For those who tend to enjoy vacationing in the same location, the decision of where to go to relax and unwind might be easy—and if you invest in a vacation home, even easier.
For those considering making that move, every option with regard to investing in a vacation home presents its own upsides and downsides, making each individual’s choice different.
Take a few minutes to ponder the following to see what direction might make sense for you:
- Timeshares can be cheaper and require less maintenance than a second home while offering the flexibility to travel to various locations. They can also be illiquid and typically have steep recurring fees. While timeshares typically fit the lifestyle for the younger and more flexible, consider what happens when lifestyles change. Older people can become challenged with closing out or selling these investment vehicles. Their children do not want the burden of paying maintenance fees and property taxes, and charities will not accept them as donations, leaving few viable options to get rid of the investment.
- Buying a second home can provide for a lovely vacation spot in the mountains or near the ocean. This option allows for a getaway with the convenience of having all of your "stuff" while potentially taking advantage of lower real estate costs and historically low mortgage rates. But what about the transaction fees and the potential headaches associated with maintenance/repair work that will be your responsibility? Many people will purchase the second home with the idea of renting it when they are not using it (Vacation Rental by Owner - VRBO), or use a management company to find renters and manage the property. This can help offset the monthly expenditures, but be careful as you might be dedicating more money, time and energy than you expected for the venture. Also, will you able to cover the monthly outflows if rentals are not as good as you hoped, and do you have the liquidity to cover mortgage payments when the property is vacant?
- Buying a vacation house with a bunch of friends, family or investors splits these options down the middle. This option, called a fractional, reduces the upfront cost, keeps the convenience and takes away the need to rent the property in the offseason. You can get potential tax deductions and a steady place that you can consider "home." With this option, just be sure to go into the arrangement with the proper documents that lay out "household rules" and what happens if someone wants or needs to exit the venture.

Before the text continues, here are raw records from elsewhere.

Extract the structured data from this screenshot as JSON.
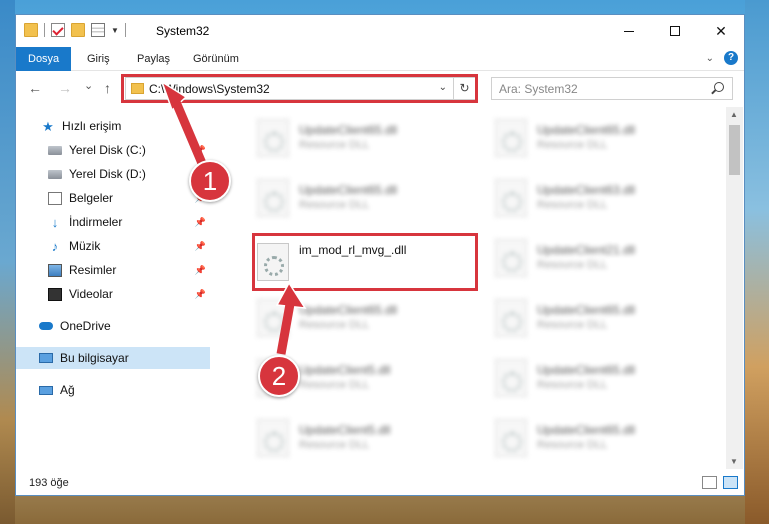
{
  "window": {
    "title": "System32",
    "minimize_glyph": "",
    "close_glyph": "✕"
  },
  "ribbon": {
    "tabs": [
      "Dosya",
      "Giriş",
      "Paylaş",
      "Görünüm"
    ],
    "active_tab": "Dosya",
    "help_glyph": "?"
  },
  "navigation": {
    "back_glyph": "←",
    "forward_glyph": "→",
    "recent_glyph": "⌄",
    "up_glyph": "↑",
    "address": "C:\\Windows\\System32",
    "refresh_glyph": "↻",
    "search_placeholder": "Ara: System32"
  },
  "sidebar": {
    "items": [
      {
        "label": "Hızlı erişim",
        "icon": "star-icon"
      },
      {
        "label": "Yerel Disk (C:)",
        "icon": "drive-icon"
      },
      {
        "label": "Yerel Disk (D:)",
        "icon": "drive-icon"
      },
      {
        "label": "Belgeler",
        "icon": "documents-icon"
      },
      {
        "label": "İndirmeler",
        "icon": "downloads-icon"
      },
      {
        "label": "Müzik",
        "icon": "music-icon"
      },
      {
        "label": "Resimler",
        "icon": "pictures-icon"
      },
      {
        "label": "Videolar",
        "icon": "videos-icon"
      },
      {
        "label": "OneDrive",
        "icon": "onedrive-icon"
      },
      {
        "label": "Bu bilgisayar",
        "icon": "this-pc-icon"
      },
      {
        "label": "Ağ",
        "icon": "network-icon"
      }
    ],
    "selected": "Bu bilgisayar"
  },
  "files": [
    {
      "name": "UpdateClient65.dll",
      "type": "Resource DLL"
    },
    {
      "name": "UpdateClient65.dll",
      "type": "Resource DLL"
    },
    {
      "name": "UpdateClient65.dll",
      "type": "Resource DLL"
    },
    {
      "name": "UpdateClient63.dll",
      "type": "Resource DLL"
    },
    {
      "name": "im_mod_rl_mvg_.dll",
      "type": ""
    },
    {
      "name": "UpdateClient21.dll",
      "type": "Resource DLL"
    },
    {
      "name": "UpdateClient65.dll",
      "type": "Resource DLL"
    },
    {
      "name": "UpdateClient65.dll",
      "type": "Resource DLL"
    },
    {
      "name": "UpdateClient5.dll",
      "type": "Resource DLL"
    },
    {
      "name": "UpdateClient65.dll",
      "type": "Resource DLL"
    },
    {
      "name": "UpdateClient5.dll",
      "type": "Resource DLL"
    },
    {
      "name": "UpdateClient65.dll",
      "type": "Resource DLL"
    }
  ],
  "status": {
    "item_count": "193 öğe"
  },
  "annotations": {
    "marker_1": "1",
    "marker_2": "2",
    "color": "#d7353d"
  }
}
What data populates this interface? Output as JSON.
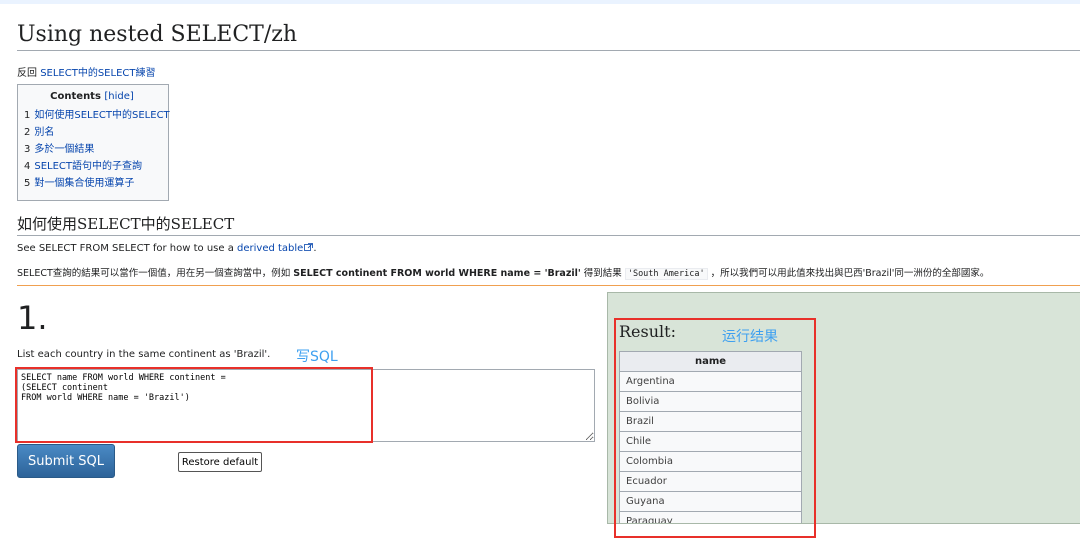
{
  "page": {
    "title": "Using nested SELECT/zh",
    "back_prefix": "反回 ",
    "back_link": "SELECT中的SELECT練習"
  },
  "toc": {
    "heading": "Contents",
    "hide_label": "[hide]",
    "items": [
      {
        "num": "1",
        "label": "如何使用SELECT中的SELECT"
      },
      {
        "num": "2",
        "label": "別名"
      },
      {
        "num": "3",
        "label": "多於一個結果"
      },
      {
        "num": "4",
        "label": "SELECT語句中的子查詢"
      },
      {
        "num": "5",
        "label": "對一個集合使用運算子"
      }
    ]
  },
  "section": {
    "heading": "如何使用SELECT中的SELECT",
    "p1_text": "See SELECT FROM SELECT for how to use a ",
    "p1_link": "derived table",
    "p1_end": ".",
    "p2_a": "SELECT查詢的結果可以當作一個值，用在另一個查詢當中，例如 ",
    "p2_bold": "SELECT continent FROM world WHERE name = 'Brazil'",
    "p2_b": " 得到結果 ",
    "p2_code": "'South America'",
    "p2_c": " ，所以我們可以用此值來找出與巴西'Brazil'同一洲份的全部國家。"
  },
  "question": {
    "number": "1.",
    "text": "List each country in the same continent as 'Brazil'.",
    "annotation_sql": "写SQL",
    "sql": "SELECT name FROM world WHERE continent =\n(SELECT continent\nFROM world WHERE name = 'Brazil')",
    "submit_label": "Submit SQL",
    "restore_label": "Restore default"
  },
  "result": {
    "title": "Result:",
    "annotation": "运行结果",
    "column": "name",
    "rows": [
      "Argentina",
      "Bolivia",
      "Brazil",
      "Chile",
      "Colombia",
      "Ecuador",
      "Guyana",
      "Paraguay"
    ]
  },
  "colors": {
    "link": "#0645ad",
    "annotation": "#3ea0f0",
    "highlight_box": "#e8302a",
    "result_panel": "#d8e4d8",
    "submit_button": "#2d6399"
  }
}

So How Do You Choose the Option That's Right for You?
After the market downturn of 2008, many began moving away from the idea of buying a second home and the complexities of ownership. They instead transitioned toward simply renting a place as-needed. Plain and simple renting, whether through VRBOs or on-the-market apartments, enables one to take advantage of visiting different cities and scenes without the responsibilities of property ownership.
Renting or "paying as you go" can help secure a posh pad in the middle of town or a great house right on the water for less than what you might have otherwise purchased outside of town, while giving you fewer headaches and less responsibility.
Second homes or additional properties can be great, but conversations about them are best had once you properly secure your financial future. A CFP® professional can help you take full advantage of tax-deferred or tax-preferred investment options, along with ensuring you have done everything necessary to properly protect your family before seriously considering a purchase of additional property.
Makes financial sense to me … how about you?